A Texas company has issued a jalapeno recall after discovering that their jalapenos are contaminated with Salmonella Saintpaul. This is the same strain of bacteria that has been linked to a nationwide salmonella outbreak, which has sickened over 1,200 people.
Agricola Zaragoza Inc., of McAllen, Texas, issued a recall for jalapeno peppers distributed to customers in Georgia and Texas since June 30, 2008. On July 21, a single Mexican-grown jalapeno pepper at the company’s distribution plant was found to be contaminated with the Salmonella Saintpaul strain of bacteria. It is not known whether the contamination occurred on the farm in Mexico, at the plant in Texas or in transit. The jalapeno peppers were shipped in 50lb. bags and 35lb. plastic crates with no label or brand name.

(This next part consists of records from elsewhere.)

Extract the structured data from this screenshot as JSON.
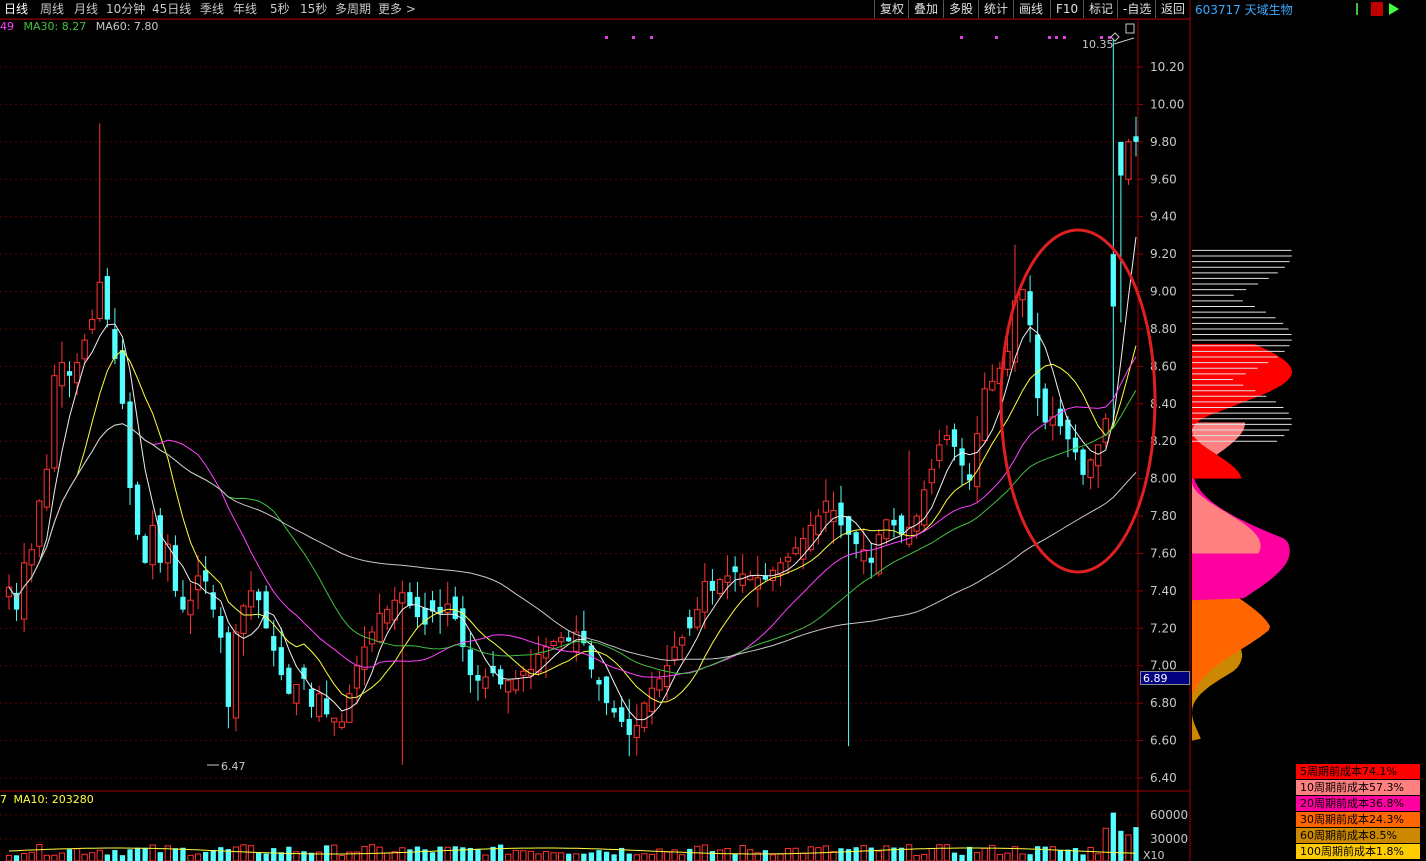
{
  "toolbar": {
    "periods": [
      "日线",
      "周线",
      "月线",
      "10分钟",
      "45日线",
      "季线",
      "年线",
      "5秒",
      "15秒",
      "多周期",
      "更多 >"
    ],
    "active": "日线",
    "buttons": [
      "复权",
      "叠加",
      "多股",
      "统计",
      "画线",
      "F10",
      "标记",
      "-自选",
      "返回"
    ]
  },
  "stock": {
    "code": "603717",
    "name": "天域生物",
    "title": "603717 天域生物"
  },
  "indicators": {
    "ma_prefix": "49",
    "ma30": "MA30: 8.27",
    "ma60": "MA60: 7.80",
    "vol_prefix": "7",
    "vol_ma10": "MA10: 203280"
  },
  "price_axis": {
    "labels": [
      "10.20",
      "10.00",
      "9.80",
      "9.60",
      "9.40",
      "9.20",
      "9.00",
      "8.80",
      "8.60",
      "8.40",
      "8.20",
      "8.00",
      "7.80",
      "7.60",
      "7.40",
      "7.20",
      "7.00",
      "6.80",
      "6.60",
      "6.40"
    ],
    "values": [
      10.2,
      10.0,
      9.8,
      9.6,
      9.4,
      9.2,
      9.0,
      8.8,
      8.6,
      8.4,
      8.2,
      8.0,
      7.8,
      7.6,
      7.4,
      7.2,
      7.0,
      6.8,
      6.6,
      6.4
    ]
  },
  "annotations": {
    "high": "10.35",
    "low": "6.47",
    "current_price": "6.89"
  },
  "volume_axis": {
    "labels": [
      "60000",
      "30000"
    ],
    "unit": "X10"
  },
  "chip_legend": [
    {
      "label": "5周期前成本74.1%",
      "color": "#ff0000"
    },
    {
      "label": "10周期前成本57.3%",
      "color": "#ff8080"
    },
    {
      "label": "20周期前成本36.8%",
      "color": "#ff00a0"
    },
    {
      "label": "30周期前成本24.3%",
      "color": "#ff6600"
    },
    {
      "label": "60周期前成本8.5%",
      "color": "#cc8800"
    },
    {
      "label": "100周期前成本1.8%",
      "color": "#ffcc00"
    }
  ],
  "colors": {
    "up": "#ff3232",
    "down": "#54ffff",
    "ma_white": "#f0f0f0",
    "ma_yellow": "#ffff40",
    "ma_magenta": "#ff40ff",
    "ma_green": "#40c040",
    "ma_grey": "#c8c8c8",
    "circle": "#e02020"
  },
  "chart_data": {
    "type": "candlestick",
    "count": 150,
    "closes": [
      7.42,
      7.3,
      7.55,
      7.62,
      7.88,
      8.05,
      8.55,
      8.62,
      8.55,
      8.62,
      8.74,
      8.85,
      9.05,
      8.85,
      8.64,
      8.4,
      7.95,
      7.7,
      7.55,
      7.75,
      7.55,
      7.65,
      7.4,
      7.3,
      7.35,
      7.48,
      7.45,
      7.3,
      7.15,
      6.78,
      7.18,
      7.32,
      7.4,
      7.35,
      7.2,
      7.08,
      6.95,
      6.85,
      6.9,
      6.93,
      6.78,
      6.85,
      6.74,
      6.72,
      6.7,
      6.85,
      7.0,
      7.1,
      7.18,
      7.28,
      7.3,
      7.35,
      7.39,
      7.32,
      7.26,
      7.22,
      7.29,
      7.28,
      7.33,
      7.25,
      7.1,
      6.95,
      6.92,
      6.94,
      6.96,
      6.9,
      6.92,
      6.93,
      6.97,
      6.98,
      7.06,
      7.1,
      7.13,
      7.15,
      7.13,
      7.18,
      7.12,
      6.98,
      6.9,
      6.8,
      6.75,
      6.7,
      6.63,
      6.68,
      6.8,
      6.88,
      6.93,
      7.0,
      7.1,
      7.15,
      7.2,
      7.3,
      7.45,
      7.4,
      7.46,
      7.48,
      7.5,
      7.49,
      7.48,
      7.47,
      7.46,
      7.51,
      7.55,
      7.58,
      7.63,
      7.68,
      7.75,
      7.8,
      7.88,
      7.83,
      7.75,
      7.7,
      7.65,
      7.62,
      7.55,
      7.7,
      7.78,
      7.75,
      7.7,
      7.74,
      7.8,
      7.94,
      8.05,
      8.18,
      8.23,
      8.17,
      8.07,
      7.99,
      8.24,
      8.48,
      8.52,
      8.59,
      8.68,
      8.95,
      9.01,
      8.82,
      8.43,
      8.3,
      8.33,
      8.28,
      8.21,
      8.14,
      8.02,
      8.1,
      8.18,
      8.32,
      8.92,
      9.62,
      9.8,
      9.8
    ],
    "high_value": 10.35,
    "low_value": 6.47,
    "ma_lines": [
      "MA5",
      "MA10",
      "MA20",
      "MA30",
      "MA60"
    ]
  }
}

“It is unknown at this time which, if any, of the more than 1,200 illnesses reported to date are related to this particular product or to the grower who supplied the product,” said Agricola Zaragoza Inc. in a press release issued to announce the jalapeno recall. “Distribution of these products has been suspended while the FDA, the Texas Department of State Health Services and the company continue their investigation as to the source of the problem.”

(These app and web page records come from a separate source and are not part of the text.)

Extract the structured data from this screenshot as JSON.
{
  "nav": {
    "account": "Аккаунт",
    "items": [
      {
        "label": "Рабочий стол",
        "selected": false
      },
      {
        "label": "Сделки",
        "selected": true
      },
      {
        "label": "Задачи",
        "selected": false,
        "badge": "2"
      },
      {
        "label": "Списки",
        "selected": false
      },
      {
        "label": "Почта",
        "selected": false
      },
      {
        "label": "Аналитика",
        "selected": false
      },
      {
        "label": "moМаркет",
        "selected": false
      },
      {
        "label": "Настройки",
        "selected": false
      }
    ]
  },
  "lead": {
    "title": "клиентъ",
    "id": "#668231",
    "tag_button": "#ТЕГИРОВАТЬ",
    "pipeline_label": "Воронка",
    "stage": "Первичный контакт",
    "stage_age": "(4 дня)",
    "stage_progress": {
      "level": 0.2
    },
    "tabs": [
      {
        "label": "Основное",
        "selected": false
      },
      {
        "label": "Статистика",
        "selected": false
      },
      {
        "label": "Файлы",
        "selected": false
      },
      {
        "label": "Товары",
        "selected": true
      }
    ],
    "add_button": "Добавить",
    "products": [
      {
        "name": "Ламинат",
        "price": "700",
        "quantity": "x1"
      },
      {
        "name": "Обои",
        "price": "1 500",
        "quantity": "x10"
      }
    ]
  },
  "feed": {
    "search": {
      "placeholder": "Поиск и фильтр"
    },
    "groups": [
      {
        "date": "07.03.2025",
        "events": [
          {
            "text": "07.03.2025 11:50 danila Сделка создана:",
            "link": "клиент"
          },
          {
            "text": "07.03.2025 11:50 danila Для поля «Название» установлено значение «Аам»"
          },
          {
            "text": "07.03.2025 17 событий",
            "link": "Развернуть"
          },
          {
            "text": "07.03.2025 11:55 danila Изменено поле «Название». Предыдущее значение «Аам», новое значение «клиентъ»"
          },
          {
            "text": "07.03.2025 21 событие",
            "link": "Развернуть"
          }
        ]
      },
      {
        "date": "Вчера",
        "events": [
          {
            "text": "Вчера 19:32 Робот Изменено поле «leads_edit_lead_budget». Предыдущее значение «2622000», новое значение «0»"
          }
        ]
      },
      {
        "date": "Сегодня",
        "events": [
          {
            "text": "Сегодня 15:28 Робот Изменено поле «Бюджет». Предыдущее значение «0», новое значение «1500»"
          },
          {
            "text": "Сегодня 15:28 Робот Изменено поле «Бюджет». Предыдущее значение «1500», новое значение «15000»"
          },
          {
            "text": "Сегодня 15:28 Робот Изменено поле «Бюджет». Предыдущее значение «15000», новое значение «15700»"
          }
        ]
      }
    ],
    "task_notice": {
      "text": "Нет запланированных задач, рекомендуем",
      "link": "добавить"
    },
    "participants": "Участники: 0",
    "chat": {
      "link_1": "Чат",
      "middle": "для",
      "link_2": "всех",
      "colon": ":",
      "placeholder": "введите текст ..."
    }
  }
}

Another recall involving jalapeno peppers was also issued yesterday due to salmonella contamination, but the FDA indicates it did not involve the Salmonella Saintpaul strain of the bacteria. Grande Produce Ltd. Co., Hidalgo, Texas, recalled serrano peppers, jalapeno peppers and avacado distributed between May 17, 2008 and July 17, 2008 to several states in the U.S. They were shipped in 35lb. plastic crates with no label or brand name. Sampling by officials of the North Carolina and Texas Health Services discovered the contamination late last week.

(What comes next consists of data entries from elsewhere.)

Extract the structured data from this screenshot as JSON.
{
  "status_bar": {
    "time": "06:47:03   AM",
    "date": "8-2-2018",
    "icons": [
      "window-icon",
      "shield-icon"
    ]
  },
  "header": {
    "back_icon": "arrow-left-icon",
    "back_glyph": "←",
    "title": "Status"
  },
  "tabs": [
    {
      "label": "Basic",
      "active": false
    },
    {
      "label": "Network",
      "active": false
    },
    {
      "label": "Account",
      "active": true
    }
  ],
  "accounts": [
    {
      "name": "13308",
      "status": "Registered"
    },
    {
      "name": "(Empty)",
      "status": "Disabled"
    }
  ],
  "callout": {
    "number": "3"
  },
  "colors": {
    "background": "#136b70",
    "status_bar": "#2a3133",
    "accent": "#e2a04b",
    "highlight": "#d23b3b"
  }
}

The Salmonella outbreak which has caused food poisoning throughout the United States, was initially blamed on raw tomatoes. The investigation into the cause of the food poisoning has yielded many conflicting reports and confusing information for consumers. Last week the FDA issued a statement that tomatoes are free from salmonella contamination, but health officials urged consumers not to eat fresh jalapenos or fresh salsa made from them.
Food poisoning caused by salmonella bacteria often results in abdominal pain, fever, vomiting and diarrhea. In severe cases salmonella can enter the bloodstream, producing more severe illnesses such as infected aneurysms, endocarditis and arthritis. According to the Centers for Disease Control, at least 229 people required hospital treatment as a result of food poisoning caused by the Salmonella Saintpaul strain of the bacteria. Two elderly men died while infected with the strain, though the cause of death has not been directly linked to the food poisoning.